What does Spoonbending tell us about Atlantis? How are Psychic Pets linked with Werewolves? (Er, don’t answer that actually – I don’t want to know!) This whole paranormal category si just a vast dumping ground for subjects we think lack credibility – and in many of the above examples, probably quite justifiably! However paranormal is just a term of abuse – it tells us nothing about the phenomena except they are not respectable. There are plenty of unexplained phenomena and anomalies out there which are taken seriously – its research on these anomalies, on the niggling problems with our best scientific models which leads to revisions and to the models improving, and hence scientific progress after all. Yet “paranormal” as a term? It’s meaningless.I’m even wary about “parapsychology”. It’s too close for comfort to the despised term.

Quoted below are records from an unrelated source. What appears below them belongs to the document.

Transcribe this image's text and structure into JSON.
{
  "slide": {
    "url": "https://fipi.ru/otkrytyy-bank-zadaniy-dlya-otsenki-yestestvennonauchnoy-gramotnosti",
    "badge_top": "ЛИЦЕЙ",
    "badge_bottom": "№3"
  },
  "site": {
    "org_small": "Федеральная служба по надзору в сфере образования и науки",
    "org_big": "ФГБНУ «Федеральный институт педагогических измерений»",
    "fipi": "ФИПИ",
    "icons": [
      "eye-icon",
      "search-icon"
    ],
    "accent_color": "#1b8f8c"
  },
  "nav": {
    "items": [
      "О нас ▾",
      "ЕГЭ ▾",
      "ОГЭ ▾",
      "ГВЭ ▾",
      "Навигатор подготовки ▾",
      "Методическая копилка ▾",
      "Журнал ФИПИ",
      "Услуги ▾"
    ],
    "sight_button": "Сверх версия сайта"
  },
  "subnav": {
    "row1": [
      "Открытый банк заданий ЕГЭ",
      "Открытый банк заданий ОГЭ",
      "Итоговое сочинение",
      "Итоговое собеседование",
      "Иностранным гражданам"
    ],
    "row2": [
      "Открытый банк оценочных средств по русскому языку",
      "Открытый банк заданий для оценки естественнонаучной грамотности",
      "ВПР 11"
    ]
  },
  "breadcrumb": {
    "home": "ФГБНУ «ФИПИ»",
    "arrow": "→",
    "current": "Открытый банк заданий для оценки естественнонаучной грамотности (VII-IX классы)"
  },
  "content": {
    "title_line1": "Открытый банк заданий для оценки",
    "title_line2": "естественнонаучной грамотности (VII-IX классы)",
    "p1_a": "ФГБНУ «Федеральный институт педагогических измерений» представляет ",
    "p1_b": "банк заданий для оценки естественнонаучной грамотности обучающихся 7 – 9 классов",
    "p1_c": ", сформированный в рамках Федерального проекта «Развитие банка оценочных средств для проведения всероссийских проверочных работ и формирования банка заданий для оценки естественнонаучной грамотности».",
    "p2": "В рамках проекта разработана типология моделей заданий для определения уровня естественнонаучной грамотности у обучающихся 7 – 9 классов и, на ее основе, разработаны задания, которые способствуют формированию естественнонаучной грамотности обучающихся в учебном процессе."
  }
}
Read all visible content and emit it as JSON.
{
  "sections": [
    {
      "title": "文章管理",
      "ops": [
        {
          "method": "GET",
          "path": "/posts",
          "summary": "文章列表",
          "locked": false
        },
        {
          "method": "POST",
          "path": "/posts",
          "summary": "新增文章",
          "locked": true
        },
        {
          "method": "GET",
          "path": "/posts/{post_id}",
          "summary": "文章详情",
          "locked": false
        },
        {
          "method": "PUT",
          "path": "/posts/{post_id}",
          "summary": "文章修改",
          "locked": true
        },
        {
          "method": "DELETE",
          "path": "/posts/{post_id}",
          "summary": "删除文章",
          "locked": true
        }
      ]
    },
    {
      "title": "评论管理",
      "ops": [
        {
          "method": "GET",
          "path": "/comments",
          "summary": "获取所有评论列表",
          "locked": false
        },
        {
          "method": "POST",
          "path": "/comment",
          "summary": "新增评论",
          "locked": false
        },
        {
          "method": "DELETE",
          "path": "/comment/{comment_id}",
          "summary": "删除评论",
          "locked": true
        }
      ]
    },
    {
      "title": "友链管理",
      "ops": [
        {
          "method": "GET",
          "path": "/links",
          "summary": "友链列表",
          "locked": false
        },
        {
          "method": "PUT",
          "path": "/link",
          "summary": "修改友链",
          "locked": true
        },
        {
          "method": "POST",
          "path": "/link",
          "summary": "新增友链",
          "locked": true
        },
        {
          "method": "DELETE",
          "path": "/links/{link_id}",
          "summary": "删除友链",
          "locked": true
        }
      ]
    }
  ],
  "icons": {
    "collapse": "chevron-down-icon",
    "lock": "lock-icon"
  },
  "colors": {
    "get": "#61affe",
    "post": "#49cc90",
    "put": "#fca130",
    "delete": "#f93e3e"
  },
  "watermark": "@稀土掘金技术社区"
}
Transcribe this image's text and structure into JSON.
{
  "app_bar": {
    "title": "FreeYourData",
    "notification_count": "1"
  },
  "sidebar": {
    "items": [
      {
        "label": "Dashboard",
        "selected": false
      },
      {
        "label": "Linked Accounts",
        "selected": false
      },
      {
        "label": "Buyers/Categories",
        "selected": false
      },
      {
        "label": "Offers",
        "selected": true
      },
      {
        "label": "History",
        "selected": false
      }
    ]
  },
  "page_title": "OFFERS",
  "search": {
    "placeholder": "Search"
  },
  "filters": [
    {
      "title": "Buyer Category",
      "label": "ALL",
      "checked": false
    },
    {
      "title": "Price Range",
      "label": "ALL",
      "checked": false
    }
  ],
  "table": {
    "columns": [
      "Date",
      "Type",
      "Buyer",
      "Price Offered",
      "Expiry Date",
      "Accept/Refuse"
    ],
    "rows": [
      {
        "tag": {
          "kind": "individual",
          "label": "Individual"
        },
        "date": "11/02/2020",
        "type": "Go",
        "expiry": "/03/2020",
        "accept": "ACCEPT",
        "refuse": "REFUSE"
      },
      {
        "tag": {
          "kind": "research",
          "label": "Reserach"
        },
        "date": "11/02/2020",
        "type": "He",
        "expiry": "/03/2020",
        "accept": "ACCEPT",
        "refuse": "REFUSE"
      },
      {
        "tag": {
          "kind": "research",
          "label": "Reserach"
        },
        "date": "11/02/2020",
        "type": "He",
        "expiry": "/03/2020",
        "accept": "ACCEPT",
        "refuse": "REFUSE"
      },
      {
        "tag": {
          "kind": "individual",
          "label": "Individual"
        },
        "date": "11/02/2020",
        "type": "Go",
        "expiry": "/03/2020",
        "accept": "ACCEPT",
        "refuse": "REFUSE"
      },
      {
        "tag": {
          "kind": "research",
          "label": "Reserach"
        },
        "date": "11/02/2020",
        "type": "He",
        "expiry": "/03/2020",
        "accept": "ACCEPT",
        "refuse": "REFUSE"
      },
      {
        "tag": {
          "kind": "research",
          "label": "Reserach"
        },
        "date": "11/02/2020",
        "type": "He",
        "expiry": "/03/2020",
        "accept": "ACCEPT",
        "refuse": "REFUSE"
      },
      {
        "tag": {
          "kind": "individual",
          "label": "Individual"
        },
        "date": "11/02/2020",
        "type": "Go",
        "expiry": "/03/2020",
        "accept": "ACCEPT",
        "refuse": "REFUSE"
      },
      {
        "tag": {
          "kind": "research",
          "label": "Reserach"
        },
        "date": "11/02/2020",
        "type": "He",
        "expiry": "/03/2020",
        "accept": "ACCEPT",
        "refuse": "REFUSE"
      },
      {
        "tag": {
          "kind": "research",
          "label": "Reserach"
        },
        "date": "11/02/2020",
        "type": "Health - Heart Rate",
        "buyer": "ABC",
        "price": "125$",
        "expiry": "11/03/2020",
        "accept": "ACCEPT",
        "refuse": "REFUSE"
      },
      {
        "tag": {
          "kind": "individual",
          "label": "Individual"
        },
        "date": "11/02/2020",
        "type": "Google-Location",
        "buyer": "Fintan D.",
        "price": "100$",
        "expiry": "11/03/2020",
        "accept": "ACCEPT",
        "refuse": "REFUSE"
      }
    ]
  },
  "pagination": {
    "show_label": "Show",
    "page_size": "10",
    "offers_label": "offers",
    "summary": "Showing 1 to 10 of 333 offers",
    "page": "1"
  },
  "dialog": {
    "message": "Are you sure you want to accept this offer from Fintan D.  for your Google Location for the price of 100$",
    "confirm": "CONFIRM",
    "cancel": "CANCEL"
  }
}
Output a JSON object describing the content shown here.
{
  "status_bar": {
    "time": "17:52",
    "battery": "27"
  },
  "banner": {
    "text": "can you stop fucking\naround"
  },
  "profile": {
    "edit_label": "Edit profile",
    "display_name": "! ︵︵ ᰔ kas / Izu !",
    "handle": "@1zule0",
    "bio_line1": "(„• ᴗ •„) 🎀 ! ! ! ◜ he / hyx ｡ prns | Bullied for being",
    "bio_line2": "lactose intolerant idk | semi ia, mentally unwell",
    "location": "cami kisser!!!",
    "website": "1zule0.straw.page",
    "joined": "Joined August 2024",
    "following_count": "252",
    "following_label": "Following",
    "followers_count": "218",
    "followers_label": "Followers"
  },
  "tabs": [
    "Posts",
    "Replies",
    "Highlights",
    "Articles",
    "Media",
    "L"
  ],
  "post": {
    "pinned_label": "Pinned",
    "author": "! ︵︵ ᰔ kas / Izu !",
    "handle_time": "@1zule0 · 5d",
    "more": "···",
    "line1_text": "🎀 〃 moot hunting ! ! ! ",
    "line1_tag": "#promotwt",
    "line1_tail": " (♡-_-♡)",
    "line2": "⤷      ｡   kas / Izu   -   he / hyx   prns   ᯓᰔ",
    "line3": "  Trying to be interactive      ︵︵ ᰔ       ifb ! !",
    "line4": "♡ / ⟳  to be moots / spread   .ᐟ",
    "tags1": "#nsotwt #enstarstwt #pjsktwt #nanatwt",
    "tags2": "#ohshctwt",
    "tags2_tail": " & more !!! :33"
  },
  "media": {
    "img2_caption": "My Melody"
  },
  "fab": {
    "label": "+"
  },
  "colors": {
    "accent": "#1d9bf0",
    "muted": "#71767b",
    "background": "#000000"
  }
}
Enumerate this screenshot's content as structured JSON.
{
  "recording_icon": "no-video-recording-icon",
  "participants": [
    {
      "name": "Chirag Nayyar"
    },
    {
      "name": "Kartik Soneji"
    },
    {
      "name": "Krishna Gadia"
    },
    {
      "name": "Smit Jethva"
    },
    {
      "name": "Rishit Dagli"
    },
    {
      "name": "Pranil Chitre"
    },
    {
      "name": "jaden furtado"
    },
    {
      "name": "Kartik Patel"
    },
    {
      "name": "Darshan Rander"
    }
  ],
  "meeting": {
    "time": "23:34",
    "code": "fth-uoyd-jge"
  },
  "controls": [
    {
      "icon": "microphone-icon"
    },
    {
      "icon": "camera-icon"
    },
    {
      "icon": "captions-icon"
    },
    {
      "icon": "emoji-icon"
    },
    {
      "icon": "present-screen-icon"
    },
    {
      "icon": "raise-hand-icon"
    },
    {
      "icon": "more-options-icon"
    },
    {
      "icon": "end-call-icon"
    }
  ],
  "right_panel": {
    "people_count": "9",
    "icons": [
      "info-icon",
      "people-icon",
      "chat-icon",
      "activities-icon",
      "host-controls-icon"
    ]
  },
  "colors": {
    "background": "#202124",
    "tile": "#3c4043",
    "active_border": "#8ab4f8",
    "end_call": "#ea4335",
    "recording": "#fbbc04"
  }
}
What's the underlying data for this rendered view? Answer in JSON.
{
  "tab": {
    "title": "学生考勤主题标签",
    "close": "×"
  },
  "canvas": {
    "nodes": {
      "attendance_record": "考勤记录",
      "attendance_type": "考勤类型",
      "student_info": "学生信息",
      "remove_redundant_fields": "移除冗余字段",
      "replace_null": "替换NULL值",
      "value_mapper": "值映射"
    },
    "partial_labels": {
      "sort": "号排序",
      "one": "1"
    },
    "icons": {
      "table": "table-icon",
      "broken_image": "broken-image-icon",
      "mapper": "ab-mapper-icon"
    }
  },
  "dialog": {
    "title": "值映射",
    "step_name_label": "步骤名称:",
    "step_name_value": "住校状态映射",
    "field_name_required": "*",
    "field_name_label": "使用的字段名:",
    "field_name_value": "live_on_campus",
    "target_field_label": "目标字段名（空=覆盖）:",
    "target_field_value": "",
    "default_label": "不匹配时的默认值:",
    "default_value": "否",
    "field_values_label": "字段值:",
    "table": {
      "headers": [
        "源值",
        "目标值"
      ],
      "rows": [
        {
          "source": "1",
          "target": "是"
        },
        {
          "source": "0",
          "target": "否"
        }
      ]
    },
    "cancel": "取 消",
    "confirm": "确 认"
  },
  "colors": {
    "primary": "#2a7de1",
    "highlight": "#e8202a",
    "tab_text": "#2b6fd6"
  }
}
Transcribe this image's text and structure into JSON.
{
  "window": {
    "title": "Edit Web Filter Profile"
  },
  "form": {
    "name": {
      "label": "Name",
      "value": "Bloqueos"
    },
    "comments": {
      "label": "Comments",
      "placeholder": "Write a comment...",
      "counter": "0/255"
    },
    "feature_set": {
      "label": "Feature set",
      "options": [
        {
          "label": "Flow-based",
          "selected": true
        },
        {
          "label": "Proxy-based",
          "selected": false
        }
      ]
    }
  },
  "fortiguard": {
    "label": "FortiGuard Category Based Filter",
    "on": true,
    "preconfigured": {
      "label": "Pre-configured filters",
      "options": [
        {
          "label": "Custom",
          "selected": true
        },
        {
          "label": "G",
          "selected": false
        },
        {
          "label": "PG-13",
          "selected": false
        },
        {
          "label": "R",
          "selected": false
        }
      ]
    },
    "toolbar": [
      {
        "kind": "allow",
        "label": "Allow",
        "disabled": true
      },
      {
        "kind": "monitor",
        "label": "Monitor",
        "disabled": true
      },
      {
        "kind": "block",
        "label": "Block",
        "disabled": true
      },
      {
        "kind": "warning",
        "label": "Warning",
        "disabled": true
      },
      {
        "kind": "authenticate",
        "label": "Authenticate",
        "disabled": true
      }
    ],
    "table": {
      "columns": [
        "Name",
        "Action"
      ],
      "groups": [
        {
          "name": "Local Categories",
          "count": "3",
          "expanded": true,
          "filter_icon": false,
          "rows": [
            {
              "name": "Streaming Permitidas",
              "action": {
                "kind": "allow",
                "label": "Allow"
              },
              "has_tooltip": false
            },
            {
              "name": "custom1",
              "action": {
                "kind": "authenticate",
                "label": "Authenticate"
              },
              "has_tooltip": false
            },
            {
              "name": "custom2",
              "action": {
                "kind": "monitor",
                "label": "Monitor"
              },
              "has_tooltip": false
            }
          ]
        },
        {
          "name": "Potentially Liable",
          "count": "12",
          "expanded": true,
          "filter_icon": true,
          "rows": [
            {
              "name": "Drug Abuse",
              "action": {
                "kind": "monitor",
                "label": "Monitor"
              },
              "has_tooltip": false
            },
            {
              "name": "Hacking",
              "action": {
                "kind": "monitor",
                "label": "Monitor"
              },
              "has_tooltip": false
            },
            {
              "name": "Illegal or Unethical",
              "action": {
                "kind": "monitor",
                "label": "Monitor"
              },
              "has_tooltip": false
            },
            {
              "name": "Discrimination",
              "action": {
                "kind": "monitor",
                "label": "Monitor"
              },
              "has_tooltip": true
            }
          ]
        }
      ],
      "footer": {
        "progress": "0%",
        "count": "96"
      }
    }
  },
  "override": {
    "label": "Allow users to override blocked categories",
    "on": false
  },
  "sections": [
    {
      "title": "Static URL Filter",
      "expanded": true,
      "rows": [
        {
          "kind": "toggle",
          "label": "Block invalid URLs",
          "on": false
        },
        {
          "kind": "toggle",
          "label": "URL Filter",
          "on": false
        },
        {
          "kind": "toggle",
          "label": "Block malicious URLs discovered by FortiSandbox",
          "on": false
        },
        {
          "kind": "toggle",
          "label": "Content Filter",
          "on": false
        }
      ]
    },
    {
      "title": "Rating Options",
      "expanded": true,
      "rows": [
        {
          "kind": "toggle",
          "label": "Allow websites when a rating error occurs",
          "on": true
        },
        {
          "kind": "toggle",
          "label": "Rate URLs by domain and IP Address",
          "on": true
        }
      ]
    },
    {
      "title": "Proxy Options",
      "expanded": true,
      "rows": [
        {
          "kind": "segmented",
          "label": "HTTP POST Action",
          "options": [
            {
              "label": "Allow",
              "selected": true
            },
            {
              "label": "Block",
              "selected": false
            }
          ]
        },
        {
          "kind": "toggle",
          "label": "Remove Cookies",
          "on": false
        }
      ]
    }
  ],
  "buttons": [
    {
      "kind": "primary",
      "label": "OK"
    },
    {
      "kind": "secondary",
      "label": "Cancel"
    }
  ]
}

I’ve just realized I’m in danger of rehashing an article I write in 1996, when Prof Dawkins last publicly spoke on these things, decrying the X Files as it happens. (Amusingly he admitted in The Times interview earlier this week he never actually watched the show!!?) Still back then I wrote a little piece, which I may well repost next in my ongoing collection of CJ musings…
This is in St. Briavels Castle, between Bristol, Birmingham, Cardiff and Oxford in the Forest of Dean. An excellent cause, a chance to get spooked, make new friends and maybe even see a ghost!
Thought this might interest some readers of this blog — Phantomfest are a volunteer ghost group who are holding a charity ghost night in aid of the Youth Hostel Association on Saturday, March 14th, 2009, wher emember sof the public can learn how to hunt ghosts. Tickets are £35 including some simple food and accommodation in Youth Hostel style bunk beds, but a whole evening of fun ghosthunting style activities! They do a number of these throughout the year but this may well be the last one in 2009 as the Castle is closing for refurbishment, do so try to make it. There are usually about 50 guests present for the various talks, ghost hunts and other spooky goings on, and I’m giving a talk or two as per usual. You get to sit in the dark and maybe see something – in fact on my first ever ghost hunt there I saw something I still can not explain, and on a recent visit experienced two bouts of mysterious physical phenomena!
Email email@example.com for details, or visit their forum at
if you decide to come along or have been before do add to the comments so we can chat about it!